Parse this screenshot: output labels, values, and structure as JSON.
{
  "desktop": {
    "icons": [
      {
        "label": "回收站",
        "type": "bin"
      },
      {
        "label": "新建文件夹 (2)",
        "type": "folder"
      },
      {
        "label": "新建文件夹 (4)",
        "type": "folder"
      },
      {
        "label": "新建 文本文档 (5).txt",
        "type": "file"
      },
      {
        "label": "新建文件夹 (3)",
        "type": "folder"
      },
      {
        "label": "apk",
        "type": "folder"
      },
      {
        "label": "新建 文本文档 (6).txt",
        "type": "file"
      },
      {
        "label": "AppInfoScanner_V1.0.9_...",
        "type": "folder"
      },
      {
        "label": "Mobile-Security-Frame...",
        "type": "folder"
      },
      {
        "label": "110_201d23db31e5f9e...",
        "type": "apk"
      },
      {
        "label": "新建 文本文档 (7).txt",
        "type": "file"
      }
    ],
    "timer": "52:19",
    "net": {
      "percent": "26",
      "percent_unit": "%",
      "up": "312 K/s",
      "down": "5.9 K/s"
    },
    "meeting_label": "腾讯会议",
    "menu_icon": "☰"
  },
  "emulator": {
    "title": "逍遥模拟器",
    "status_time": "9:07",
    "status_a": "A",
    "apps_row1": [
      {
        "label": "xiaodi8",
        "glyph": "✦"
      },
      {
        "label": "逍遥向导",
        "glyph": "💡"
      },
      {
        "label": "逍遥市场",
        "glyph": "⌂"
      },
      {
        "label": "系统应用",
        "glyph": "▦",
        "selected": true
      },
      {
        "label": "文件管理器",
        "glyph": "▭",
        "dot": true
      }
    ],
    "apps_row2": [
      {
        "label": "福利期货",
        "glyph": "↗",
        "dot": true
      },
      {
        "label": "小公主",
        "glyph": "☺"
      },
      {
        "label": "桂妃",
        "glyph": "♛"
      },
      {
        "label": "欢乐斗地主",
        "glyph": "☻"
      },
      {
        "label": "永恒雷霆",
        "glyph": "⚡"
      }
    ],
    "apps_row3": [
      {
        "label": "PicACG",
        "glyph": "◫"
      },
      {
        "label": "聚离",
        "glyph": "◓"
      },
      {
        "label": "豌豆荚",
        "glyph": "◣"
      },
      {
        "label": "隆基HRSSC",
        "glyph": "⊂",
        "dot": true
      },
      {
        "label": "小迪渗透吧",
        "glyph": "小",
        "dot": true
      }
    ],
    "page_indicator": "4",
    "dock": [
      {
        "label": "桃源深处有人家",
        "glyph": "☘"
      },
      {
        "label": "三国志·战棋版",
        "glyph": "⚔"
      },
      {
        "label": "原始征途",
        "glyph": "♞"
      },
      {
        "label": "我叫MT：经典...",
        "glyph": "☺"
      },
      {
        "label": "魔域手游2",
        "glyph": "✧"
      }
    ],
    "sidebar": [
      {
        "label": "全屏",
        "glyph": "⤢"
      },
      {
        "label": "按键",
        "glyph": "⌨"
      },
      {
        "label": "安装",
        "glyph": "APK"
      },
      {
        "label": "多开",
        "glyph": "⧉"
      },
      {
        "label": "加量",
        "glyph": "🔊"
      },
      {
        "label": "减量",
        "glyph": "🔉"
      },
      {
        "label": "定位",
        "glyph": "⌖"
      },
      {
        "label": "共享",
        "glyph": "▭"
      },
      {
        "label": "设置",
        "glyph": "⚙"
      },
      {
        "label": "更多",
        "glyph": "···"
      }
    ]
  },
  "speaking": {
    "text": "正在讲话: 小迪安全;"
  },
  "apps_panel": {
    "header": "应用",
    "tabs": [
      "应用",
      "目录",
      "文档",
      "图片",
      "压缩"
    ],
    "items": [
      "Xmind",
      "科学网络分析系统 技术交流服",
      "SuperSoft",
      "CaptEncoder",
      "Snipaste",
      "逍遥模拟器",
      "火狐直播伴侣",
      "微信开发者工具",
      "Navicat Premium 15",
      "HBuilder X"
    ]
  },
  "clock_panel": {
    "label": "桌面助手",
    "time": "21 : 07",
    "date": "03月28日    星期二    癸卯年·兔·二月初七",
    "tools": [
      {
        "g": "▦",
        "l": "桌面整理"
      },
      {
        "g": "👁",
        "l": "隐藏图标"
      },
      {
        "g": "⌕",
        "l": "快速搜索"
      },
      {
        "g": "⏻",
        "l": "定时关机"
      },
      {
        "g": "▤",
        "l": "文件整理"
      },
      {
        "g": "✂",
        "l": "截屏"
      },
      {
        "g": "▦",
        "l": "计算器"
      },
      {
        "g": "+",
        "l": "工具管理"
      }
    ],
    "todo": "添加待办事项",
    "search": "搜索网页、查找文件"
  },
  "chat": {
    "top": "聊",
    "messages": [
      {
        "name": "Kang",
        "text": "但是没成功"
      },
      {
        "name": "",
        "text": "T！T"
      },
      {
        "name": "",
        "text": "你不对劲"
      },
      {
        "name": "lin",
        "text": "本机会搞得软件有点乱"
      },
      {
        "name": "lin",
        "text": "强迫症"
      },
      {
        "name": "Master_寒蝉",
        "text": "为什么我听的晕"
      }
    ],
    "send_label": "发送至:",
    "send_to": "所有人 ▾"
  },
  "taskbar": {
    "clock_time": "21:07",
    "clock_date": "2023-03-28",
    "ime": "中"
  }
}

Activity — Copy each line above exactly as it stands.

Result of this task —
Parse this screenshot: output labels, values, and structure as JSON.
{
  "desktop": {
    "icons": [
      {
        "label": "回收站",
        "type": "bin"
      },
      {
        "label": "新建文件夹 (2)",
        "type": "folder"
      },
      {
        "label": "新建文件夹 (4)",
        "type": "folder"
      },
      {
        "label": "新建 文本文档 (5).txt",
        "type": "file"
      },
      {
        "label": "新建文件夹 (3)",
        "type": "folder"
      },
      {
        "label": "apk",
        "type": "folder"
      },
      {
        "label": "新建 文本文档 (6).txt",
        "type": "file"
      },
      {
        "label": "AppInfoScanner_V1.0.9_...",
        "type": "folder"
      },
      {
        "label": "Mobile-Security-Frame...",
        "type": "folder"
      },
      {
        "label": "110_201d23db31e5f9e...",
        "type": "apk"
      },
      {
        "label": "新建 文本文档 (7).txt",
        "type": "file"
      }
    ],
    "timer": "52:19",
    "net": {
      "percent": "26",
      "percent_unit": "%",
      "up": "312 K/s",
      "down": "5.9 K/s"
    },
    "meeting_label": "腾讯会议",
    "menu_icon": "☰"
  },
  "emulator": {
    "title": "逍遥模拟器",
    "status_time": "9:07",
    "status_a": "A",
    "apps_row1": [
      {
        "label": "xiaodi8",
        "glyph": "✦"
      },
      {
        "label": "逍遥向导",
        "glyph": "💡"
      },
      {
        "label": "逍遥市场",
        "glyph": "⌂"
      },
      {
        "label": "系统应用",
        "glyph": "▦",
        "selected": true
      },
      {
        "label": "文件管理器",
        "glyph": "▭",
        "dot": true
      }
    ],
    "apps_row2": [
      {
        "label": "福利期货",
        "glyph": "↗",
        "dot": true
      },
      {
        "label": "小公主",
        "glyph": "☺"
      },
      {
        "label": "桂妃",
        "glyph": "♛"
      },
      {
        "label": "欢乐斗地主",
        "glyph": "☻"
      },
      {
        "label": "永恒雷霆",
        "glyph": "⚡"
      }
    ],
    "apps_row3": [
      {
        "label": "PicACG",
        "glyph": "◫"
      },
      {
        "label": "聚离",
        "glyph": "◓"
      },
      {
        "label": "豌豆荚",
        "glyph": "◣"
      },
      {
        "label": "隆基HRSSC",
        "glyph": "⊂",
        "dot": true
      },
      {
        "label": "小迪渗透吧",
        "glyph": "小",
        "dot": true
      }
    ],
    "page_indicator": "4",
    "dock": [
      {
        "label": "桃源深处有人家",
        "glyph": "☘"
      },
      {
        "label": "三国志·战棋版",
        "glyph": "⚔"
      },
      {
        "label": "原始征途",
        "glyph": "♞"
      },
      {
        "label": "我叫MT：经典...",
        "glyph": "☺"
      },
      {
        "label": "魔域手游2",
        "glyph": "✧"
      }
    ],
    "sidebar": [
      {
        "label": "全屏",
        "glyph": "⤢"
      },
      {
        "label": "按键",
        "glyph": "⌨"
      },
      {
        "label": "安装",
        "glyph": "APK"
      },
      {
        "label": "多开",
        "glyph": "⧉"
      },
      {
        "label": "加量",
        "glyph": "🔊"
      },
      {
        "label": "减量",
        "glyph": "🔉"
      },
      {
        "label": "定位",
        "glyph": "⌖"
      },
      {
        "label": "共享",
        "glyph": "▭"
      },
      {
        "label": "设置",
        "glyph": "⚙"
      },
      {
        "label": "更多",
        "glyph": "···"
      }
    ]
  },
  "speaking": {
    "text": "正在讲话: 小迪安全;"
  },
  "apps_panel": {
    "header": "应用",
    "tabs": [
      "应用",
      "目录",
      "文档",
      "图片",
      "压缩"
    ],
    "items": [
      "Xmind",
      "科学网络分析系统 技术交流服",
      "SuperSoft",
      "CaptEncoder",
      "Snipaste",
      "逍遥模拟器",
      "火狐直播伴侣",
      "微信开发者工具",
      "Navicat Premium 15",
      "HBuilder X"
    ]
  },
  "clock_panel": {
    "label": "桌面助手",
    "time": "21 : 07",
    "date": "03月28日    星期二    癸卯年·兔·二月初七",
    "tools": [
      {
        "g": "▦",
        "l": "桌面整理"
      },
      {
        "g": "👁",
        "l": "隐藏图标"
      },
      {
        "g": "⌕",
        "l": "快速搜索"
      },
      {
        "g": "⏻",
        "l": "定时关机"
      },
      {
        "g": "▤",
        "l": "文件整理"
      },
      {
        "g": "✂",
        "l": "截屏"
      },
      {
        "g": "▦",
        "l": "计算器"
      },
      {
        "g": "+",
        "l": "工具管理"
      }
    ],
    "todo": "添加待办事项",
    "search": "搜索网页、查找文件"
  },
  "chat": {
    "top": "聊",
    "messages": [
      {
        "name": "Kang",
        "text": "但是没成功"
      },
      {
        "name": "",
        "text": "T！T"
      },
      {
        "name": "",
        "text": "你不对劲"
      },
      {
        "name": "lin",
        "text": "本机会搞得软件有点乱"
      },
      {
        "name": "lin",
        "text": "强迫症"
      },
      {
        "name": "Master_寒蝉",
        "text": "为什么我听的晕"
      }
    ],
    "send_label": "发送至:",
    "send_to": "所有人 ▾"
  },
  "taskbar": {
    "clock_time": "21:07",
    "clock_date": "2023-03-28",
    "ime": "中"
  }
}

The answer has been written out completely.